Is there a work of fiction that haunts your dreams? Or otherwise defined a moment in your life?
Casey: There are a few. Sasha Sokolov’s ‘A School for Fools’ and Mikhail Bulgakov’s ‘The Master and Margarita’. The Quentin section from ‘The Sound and the Fury’ and ‘As I Lay Dying’ by Faulkner. ‘All the Pretty Horses’ by Cormac McCarthy, ‘Martin Eden’ by Jack London. I’m reading ‘And Quiet Flows the Don’ by Mikhail Sholokhov and I can’t believe that I haven’t read it until now! Such incredible writing. Talk about a great storyteller who has a firm grip on concise, compelling prose. I get chills reading some of his metaphors. They are incredible.
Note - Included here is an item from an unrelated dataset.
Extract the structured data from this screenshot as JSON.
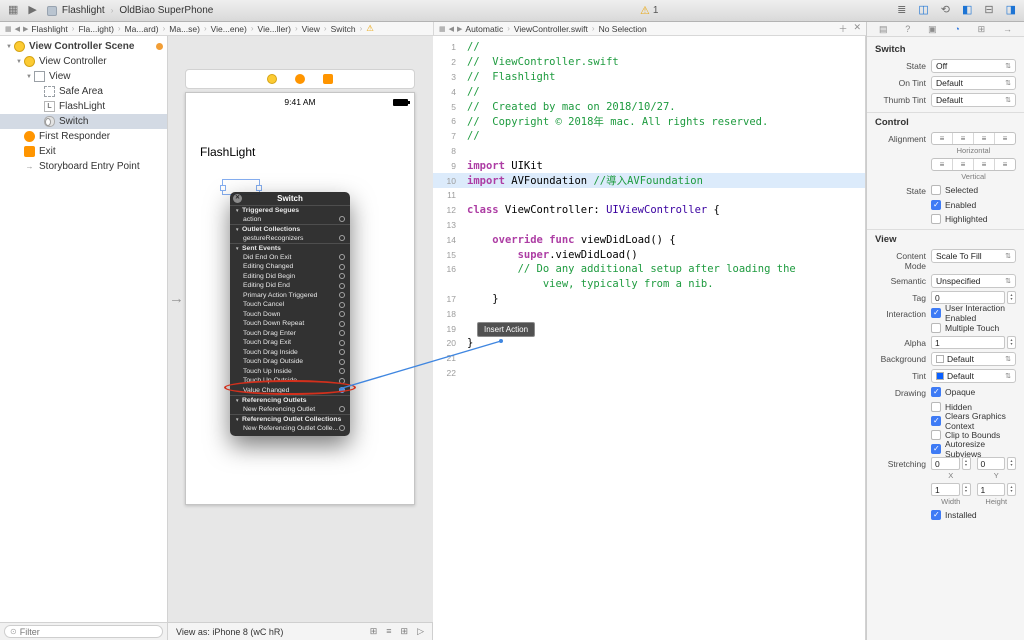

I feel like I’m giving an acceptance speech for an award, there are some many other books that haunt me and I feel like I’m going to wake up tomorrow and feel incredible guilt that I didn’t name them. These all have impacted my writing and reading in ways that I didn’t notice until years later.
Haseeb: ‘The Passion of New Eve’ by Angela Carter. A 24-hour reading cycle, two consecutive nights with dreams of genital mutilation and a profound weight of the injustice of our chauvinistic, macho culture on my spindly little shoulders.
Sauleha: Not a work of fiction exactly but a novelist’s attitude towards writing has stayed with me. One of my university professors, the celebrated British-Libyan novelist Hisham Matar, used to say writing is “a gesture of hope.” There is this aura of hopelessness that surrounds our cultural imagination of the writer, but really this imagination isn’t accurate. A writer after all is a creator and why would one who has given up bother to create?
In Professor Matar’s words: “The hope involved in artistic creation has its feet in the gutter of reality and poverty and injustice, and has its eyes on the stars.”
What is your editing vice of choice: coffee, tea, whisky, wine, cigarettes… purified water?
Casey: I’m no good editing after drinking. It’s hard to stay critical, I usually get in a certain mood and either hate everything I read or love everything I read, so I typically stay away from that. I’d say that 99% of the time I edit in the morning with coffee. Writing is a completely different story, though I can’t write after drinking much. A beer or a glass of wine or some whiskey or an Irish coffee and I can knock out a good amount, anything more and I wake up in the morning to edit and it’s all crap.
Haseeb: A little bit of Nu-disco never hurts to get in the mood to read some great work.
Sauleha: Water all the time (nothing tastes quite as good as water), but in addition to that: cappuccinos when it’s cold, peppermint mocha in the holiday season and iced coffees in the summer.